Input: Applies to network packets targeted for the host. Output: Applies to locally-generated network packets before they are sent out. Forward: Applies to network packets routed through the host. Every network packet received by or sent from a Linux system is subject to at least one table. However, a packet may be subjected to multiple rules within each table before emerging at the end of the chain. The structure and purpose of these rules may vary, but they usually seek to identify a packet coming from or going to a particular IP address, or set of addresses, when using a particular protocol and network service. Figure 1 outlines how the flow of packets is
In this example, we changed the name of the chain from allowed to disallowed.
-F: Flushes the selected chain, which effectively deletes every rule in the chain. If no chain is specified, this command flushes every rule from every chain.
-h: Provides a list of command structures, as well as a quick summary of command parameters and options.

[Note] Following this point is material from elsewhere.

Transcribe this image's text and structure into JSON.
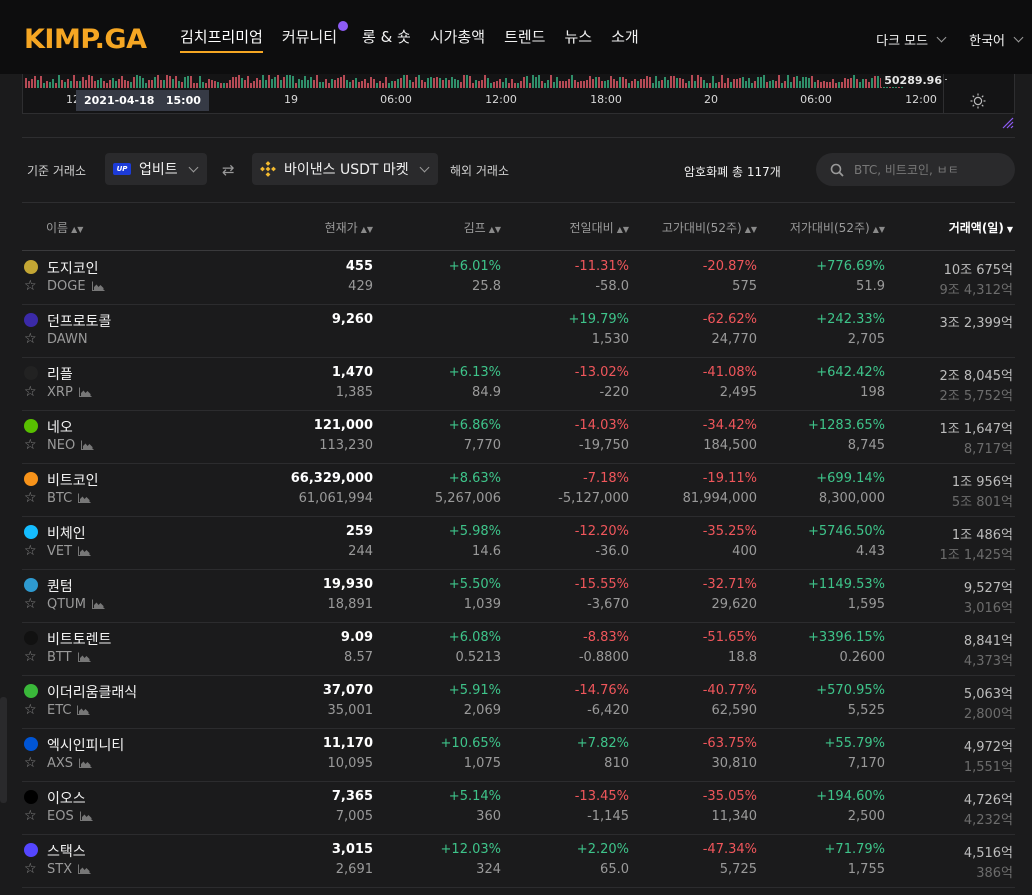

-I [<integer>]: Inserts the rule in the specified chain at a point specified by a user-defined integer argument. If no argument is specified, the rule is inserted at the top of the chain.